The Woman in Cabin 10 is one of the three books I read while we were on our vacation. (Read about the first one here). It was fitting, since it takes place at sea. It is another “If you like Gone Girl,” or “If you like Girl on a Train” book. This was definitely a winner. I couldn’t put it down.
The book starts with the main character Lo’s apartment being burglarized while she is at home. She then becomes extremely paranoid and jumpy. She stops sleeping and is afraid to be in her own apartment. She works for a travel magazine, and soon after the burlgary leaves for a press trip on an exclusive, luxury cruise ship with a very limited amount of cabins sailing the North Sea. Her first night aboard the ship, she meets a mysterious guest staying in the cabin next to hers, who then never appears at dinner. But in the middle of the night, Lo wakes to a large splash and sees blood on the door of the cabin next door. But when she alerts the crew, no blood is found and the cabin next to hers is empty. And no one knows about the mysterious guest Lo met. So it is up to Lo to solve the mystery and help the woman she knows existed.

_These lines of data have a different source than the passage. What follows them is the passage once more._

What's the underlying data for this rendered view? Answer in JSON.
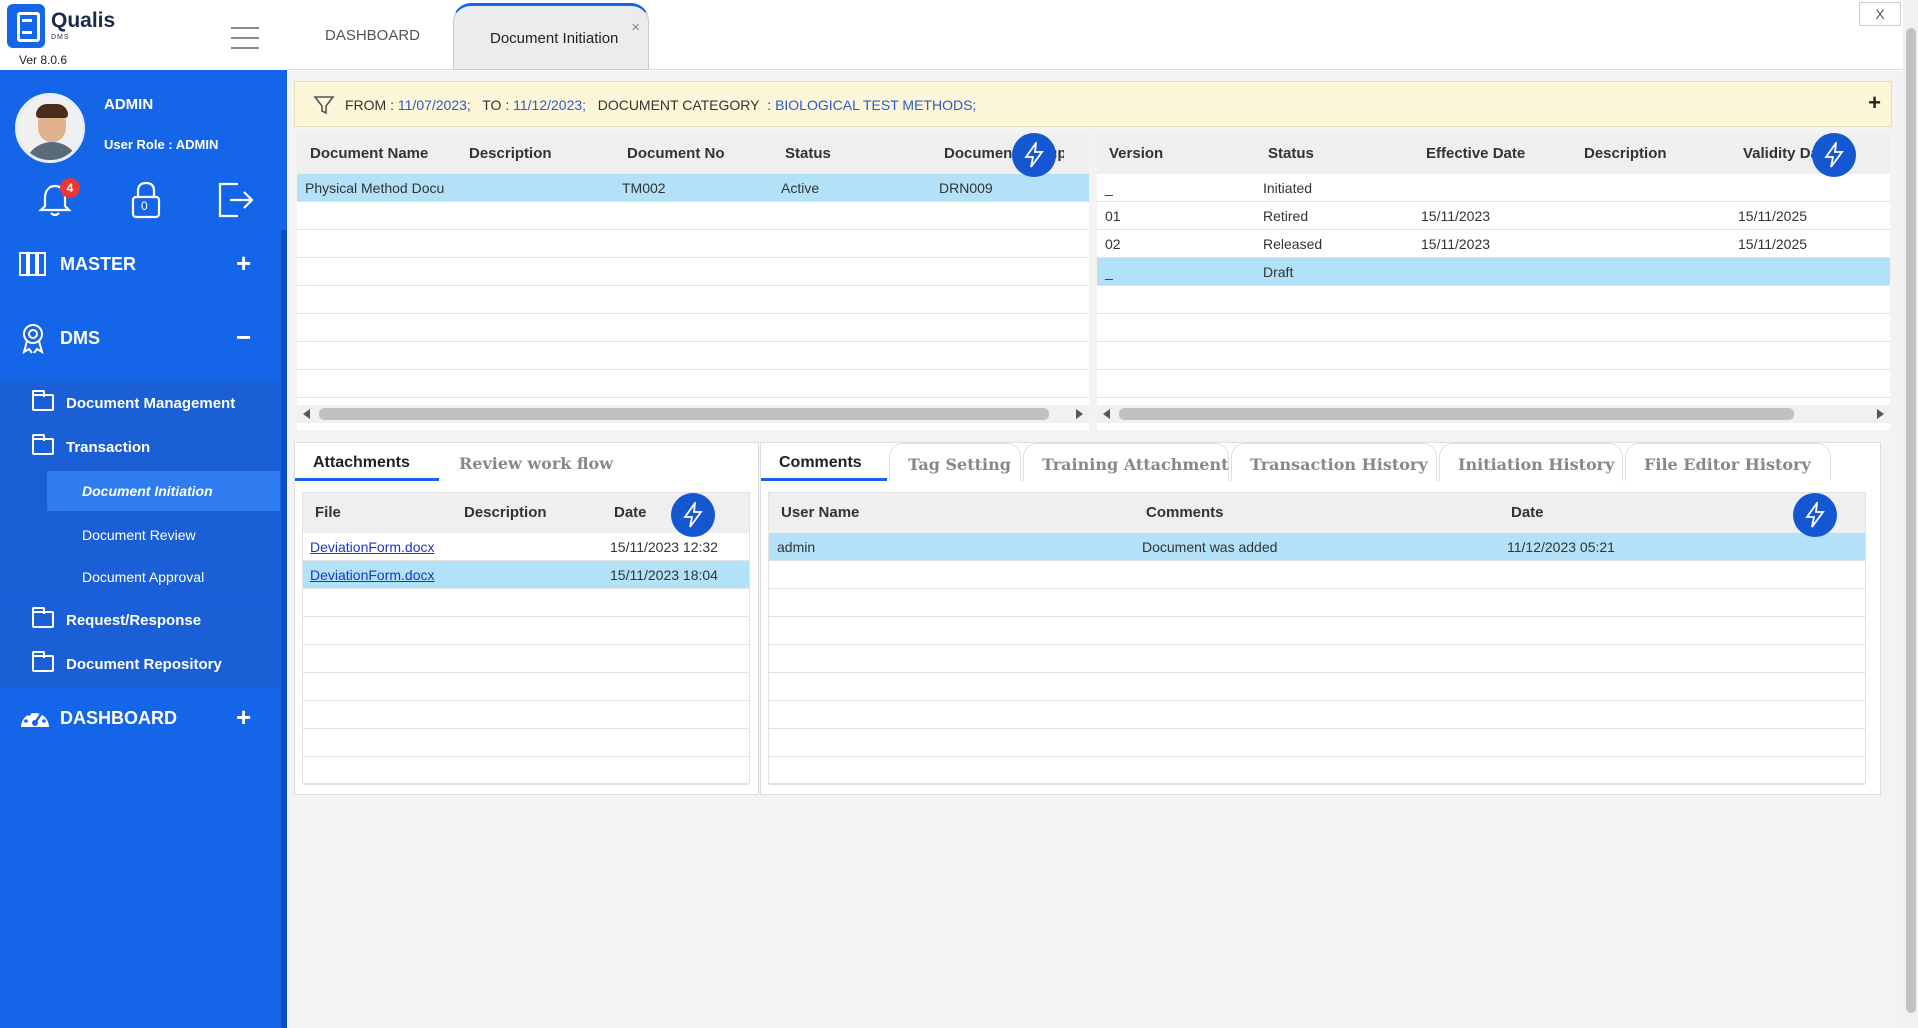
{
  "app": {
    "name": "Qualis",
    "sub": "DMS",
    "version": "Ver 8.0.6"
  },
  "user": {
    "name": "ADMIN",
    "role": "User Role : ADMIN",
    "notifications": "4",
    "locks": "0"
  },
  "nav": {
    "master": "MASTER",
    "dms": "DMS",
    "document_management": "Document Management",
    "transaction": "Transaction",
    "document_initiation": "Document Initiation",
    "document_review": "Document Review",
    "document_approval": "Document Approval",
    "request_response": "Request/Response",
    "document_repository": "Document Repository",
    "dashboard": "DASHBOARD",
    "plus": "+",
    "minus": "−"
  },
  "tabs": {
    "dashboard": "DASHBOARD",
    "document_initiation": "Document Initiation",
    "close": "×",
    "window_close": "X"
  },
  "filter": {
    "from_label": "FROM",
    "from_value": "11/07/2023;",
    "to_label": "TO",
    "to_value": "11/12/2023;",
    "category_label": "DOCUMENT CATEGORY",
    "category_value": "BIOLOGICAL TEST METHODS;",
    "sep": ":",
    "plus": "+"
  },
  "documents": {
    "columns": [
      "Document Name",
      "Description",
      "Document No",
      "Status",
      "Document Group"
    ],
    "rows": [
      {
        "name": "Physical Method Docu",
        "description": "",
        "no": "TM002",
        "status": "Active",
        "group": "DRN009"
      }
    ]
  },
  "versions": {
    "columns": [
      "Version",
      "Status",
      "Effective Date",
      "Description",
      "Validity Date"
    ],
    "rows": [
      {
        "version": "_",
        "status": "Initiated",
        "effective": "",
        "description": "",
        "validity": ""
      },
      {
        "version": "01",
        "status": "Retired",
        "effective": "15/11/2023",
        "description": "",
        "validity": "15/11/2025"
      },
      {
        "version": "02",
        "status": "Released",
        "effective": "15/11/2023",
        "description": "",
        "validity": "15/11/2025"
      },
      {
        "version": "_",
        "status": "Draft",
        "effective": "",
        "description": "",
        "validity": ""
      }
    ]
  },
  "left_tabs": {
    "attachments": "Attachments",
    "review": "Review work flow"
  },
  "attachments": {
    "columns": [
      "File",
      "Description",
      "Date"
    ],
    "rows": [
      {
        "file": "DeviationForm.docx",
        "description": "",
        "date": "15/11/2023 12:32"
      },
      {
        "file": "DeviationForm.docx",
        "description": "",
        "date": "15/11/2023 18:04"
      }
    ]
  },
  "right_tabs": {
    "comments": "Comments",
    "tag_setting": "Tag Setting",
    "training": "Training Attachment",
    "transaction_history": "Transaction History",
    "initiation_history": "Initiation History",
    "file_editor_history": "File Editor History"
  },
  "comments": {
    "columns": [
      "User Name",
      "Comments",
      "Date"
    ],
    "rows": [
      {
        "user": "admin",
        "comment": "Document was added",
        "date": "11/12/2023 05:21"
      }
    ]
  },
  "colors": {
    "sidebar": "#1565e8",
    "accent": "#1557d0",
    "selected_row": "#b3e2f8",
    "filter_bg": "#fdf6d8"
  }
}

When I was in the middle of reading this book, I was telling my husband that unreliable narrators make the best narrators in psychological thrillers. My husband didn’t understand what I meant. What I mean is that for some reason or another, you can’t trust the narrator. Even if it is told in first person, you just can’t seem to trust them. My two best examples are Gone Girl and Girl on a Train. What is even better is when the narrator doesn’t even trust themselves, like in Girl on a Train. And I think one thing that makes The Woman in Cabin 10 so good is because the narrator, Lo, is a somewhat unreliable narrator.

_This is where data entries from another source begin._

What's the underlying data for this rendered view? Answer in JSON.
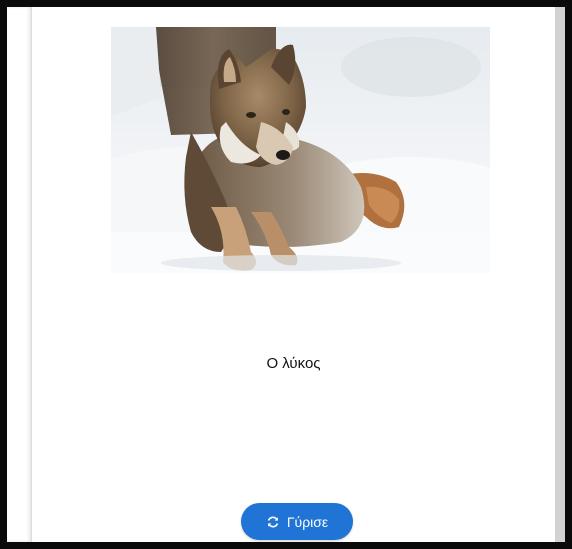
{
  "card": {
    "image_subject": "wolf-lying-in-snow",
    "caption": "Ο λύκος"
  },
  "flip_button": {
    "label": "Γύρισε",
    "icon": "sync-icon",
    "color": "#1f74d6"
  }
}
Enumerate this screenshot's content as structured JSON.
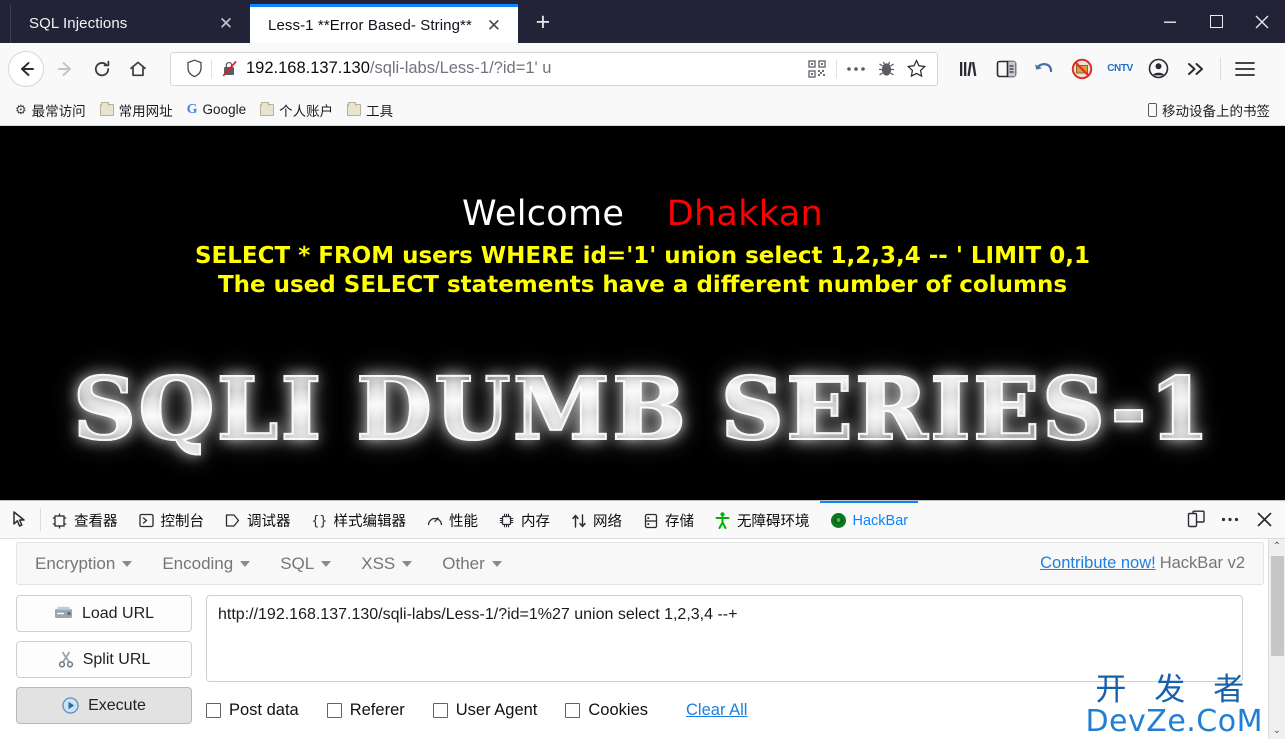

If you like psychological thrillers, this is definitely one to read! I highly recommend it!